## [Task prompt]
In the listing below, count the lines with "What" and report only the figure.

## [Task input]

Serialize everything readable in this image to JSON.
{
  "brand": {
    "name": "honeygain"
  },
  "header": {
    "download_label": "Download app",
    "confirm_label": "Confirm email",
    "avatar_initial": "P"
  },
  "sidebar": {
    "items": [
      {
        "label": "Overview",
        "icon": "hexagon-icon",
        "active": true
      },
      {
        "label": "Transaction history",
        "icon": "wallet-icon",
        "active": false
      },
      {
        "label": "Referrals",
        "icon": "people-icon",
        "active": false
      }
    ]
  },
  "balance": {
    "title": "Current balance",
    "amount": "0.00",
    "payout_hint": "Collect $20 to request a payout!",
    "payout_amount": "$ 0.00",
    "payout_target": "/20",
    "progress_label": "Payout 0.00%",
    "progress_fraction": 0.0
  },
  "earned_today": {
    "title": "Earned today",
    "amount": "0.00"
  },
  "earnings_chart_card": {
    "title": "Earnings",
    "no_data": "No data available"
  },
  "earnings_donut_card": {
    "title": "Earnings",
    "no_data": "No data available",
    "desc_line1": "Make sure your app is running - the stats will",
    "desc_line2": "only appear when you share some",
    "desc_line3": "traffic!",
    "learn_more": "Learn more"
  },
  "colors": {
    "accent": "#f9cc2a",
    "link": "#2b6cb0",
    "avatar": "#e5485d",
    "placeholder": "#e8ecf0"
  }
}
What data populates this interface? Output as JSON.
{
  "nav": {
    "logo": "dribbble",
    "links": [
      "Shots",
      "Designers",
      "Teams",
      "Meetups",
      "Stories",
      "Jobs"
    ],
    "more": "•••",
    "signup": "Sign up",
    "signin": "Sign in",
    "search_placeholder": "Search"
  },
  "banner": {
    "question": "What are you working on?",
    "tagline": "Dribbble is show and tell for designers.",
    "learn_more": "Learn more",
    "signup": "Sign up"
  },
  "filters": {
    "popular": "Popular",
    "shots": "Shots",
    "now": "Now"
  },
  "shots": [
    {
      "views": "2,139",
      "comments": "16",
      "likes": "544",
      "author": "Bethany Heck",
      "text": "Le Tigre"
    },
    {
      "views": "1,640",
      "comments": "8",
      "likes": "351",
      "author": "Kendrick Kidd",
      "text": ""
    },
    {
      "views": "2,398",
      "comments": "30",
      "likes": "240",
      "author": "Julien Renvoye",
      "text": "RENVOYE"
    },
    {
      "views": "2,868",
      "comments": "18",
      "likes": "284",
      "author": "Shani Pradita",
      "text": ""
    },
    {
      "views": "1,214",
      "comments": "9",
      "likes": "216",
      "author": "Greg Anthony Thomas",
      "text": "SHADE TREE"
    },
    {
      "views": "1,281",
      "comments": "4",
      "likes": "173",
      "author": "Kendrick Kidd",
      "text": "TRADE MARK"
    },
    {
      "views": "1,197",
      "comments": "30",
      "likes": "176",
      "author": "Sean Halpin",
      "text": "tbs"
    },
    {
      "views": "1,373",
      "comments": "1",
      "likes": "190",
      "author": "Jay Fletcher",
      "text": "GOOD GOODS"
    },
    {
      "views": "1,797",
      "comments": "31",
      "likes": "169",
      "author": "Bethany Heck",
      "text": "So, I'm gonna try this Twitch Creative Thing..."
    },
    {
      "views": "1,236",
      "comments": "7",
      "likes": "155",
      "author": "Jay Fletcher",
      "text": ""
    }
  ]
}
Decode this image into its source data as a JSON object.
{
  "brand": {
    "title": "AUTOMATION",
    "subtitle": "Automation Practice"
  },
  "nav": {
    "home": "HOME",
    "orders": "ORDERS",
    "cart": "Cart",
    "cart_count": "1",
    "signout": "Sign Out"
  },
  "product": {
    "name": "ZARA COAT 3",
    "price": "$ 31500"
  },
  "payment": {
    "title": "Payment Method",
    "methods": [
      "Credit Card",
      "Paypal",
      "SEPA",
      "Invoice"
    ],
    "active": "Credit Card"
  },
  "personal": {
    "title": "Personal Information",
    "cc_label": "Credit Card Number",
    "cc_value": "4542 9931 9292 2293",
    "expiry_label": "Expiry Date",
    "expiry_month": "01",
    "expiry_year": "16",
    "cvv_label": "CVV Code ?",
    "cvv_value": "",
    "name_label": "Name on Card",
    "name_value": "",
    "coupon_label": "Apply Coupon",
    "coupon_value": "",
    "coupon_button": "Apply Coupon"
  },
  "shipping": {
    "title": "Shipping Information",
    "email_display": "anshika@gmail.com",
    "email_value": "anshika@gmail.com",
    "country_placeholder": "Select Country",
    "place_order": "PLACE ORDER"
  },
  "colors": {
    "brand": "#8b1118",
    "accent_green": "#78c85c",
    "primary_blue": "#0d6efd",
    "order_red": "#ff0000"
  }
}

## [Answer for the task]
2